• _PROBLEM TO WORK ON_
Narrow the data below down to the lines containing "Marketing".

• _GIVEN RECORDS_
──────────────────────────────

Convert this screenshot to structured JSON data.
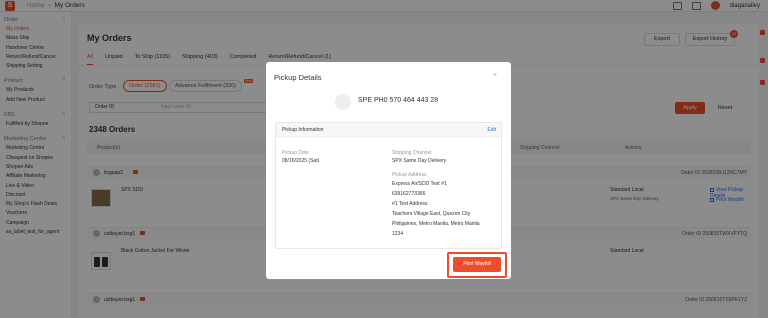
{
  "topbar": {
    "home": "Home",
    "current": "My Orders",
    "username": "diaganalley",
    "logo_letter": "S"
  },
  "sidebar": [
    {
      "header": "Order",
      "items": [
        "My Orders",
        "Mass Ship",
        "Handover Centre",
        "Return/Refund/Cancel",
        "Shipping Setting"
      ]
    },
    {
      "header": "Product",
      "items": [
        "My Products",
        "Add New Product"
      ]
    },
    {
      "header": "FBS",
      "items": [
        "Fulfilled by Shopee"
      ]
    },
    {
      "header": "Marketing Centre",
      "items": [
        "Marketing Centre",
        "Cheapest on Shopee",
        "Shopee Ads",
        "Affiliate Marketing",
        "Live & Video",
        "Discount",
        "My Shop's Flash Deals",
        "Vouchers",
        "Campaign",
        "sa_label_test_for_agent"
      ]
    }
  ],
  "main": {
    "title": "My Orders",
    "export_label": "Export",
    "export_history_label": "Export History",
    "export_history_badge": "10",
    "tabs": [
      "All",
      "Unpaid",
      "To Ship (1105)",
      "Shipping (403)",
      "Completed",
      "Return/Refund/Cancel (1)"
    ],
    "order_type_label": "Order Type",
    "order_type_options": [
      "Order (2581)",
      "Advance Fulfilment (320)"
    ],
    "new_badge": "New",
    "filter_field": "Order ID",
    "filter_placeholder": "Input order ID",
    "apply_label": "Apply",
    "reset_label": "Reset",
    "count": "2348 Orders",
    "columns": [
      "Product(s)",
      "Shipping Channel",
      "Actions"
    ],
    "orders": [
      {
        "user": "lingaap2",
        "order_id": "Order ID 250815BJ12NC7MY",
        "product": "SPX SDD",
        "shipping": "Standard Local",
        "shipping_sub": "SPX Same Day Delivery",
        "actions": [
          "View Pickup Details",
          "Print Waybill"
        ]
      },
      {
        "user": "ustbuyer.bsg1",
        "order_id": "Order ID 250815TWXVFYTQ",
        "product": "Black Cotton Jacket For Winter",
        "shipping": "Standard Local",
        "shipping_sub": "",
        "actions": []
      },
      {
        "user": "ustbuyer.bsg1",
        "order_id": "Order ID 250815TS5PK1Y2",
        "product": "",
        "shipping": "",
        "shipping_sub": "",
        "actions": []
      }
    ]
  },
  "modal": {
    "title": "Pickup Details",
    "close": "×",
    "tracking": "SPE PH0 570 464 443 28",
    "section_title": "Pickup Information",
    "edit_label": "Edit",
    "pickup_date_label": "Pickup Date",
    "pickup_date": "08/16/2025 (Sat)",
    "channel_label": "Shipping Channel",
    "channel": "SPX Same Day Delivery",
    "address_label": "Pickup Address",
    "address_lines": [
      "Express Air/SDD Test #1",
      "639162773366",
      "#1 Test Address",
      "Teachers Village East, Quezon City",
      "Philippines, Metro Manila, Metro Manila",
      "1234"
    ],
    "print_label": "Print Waybill"
  }
}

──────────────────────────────

• _PROBLEM SOLUTION_
      "header": "Marketing Centre",
        "Marketing Centre",
        "Affiliate Marketing",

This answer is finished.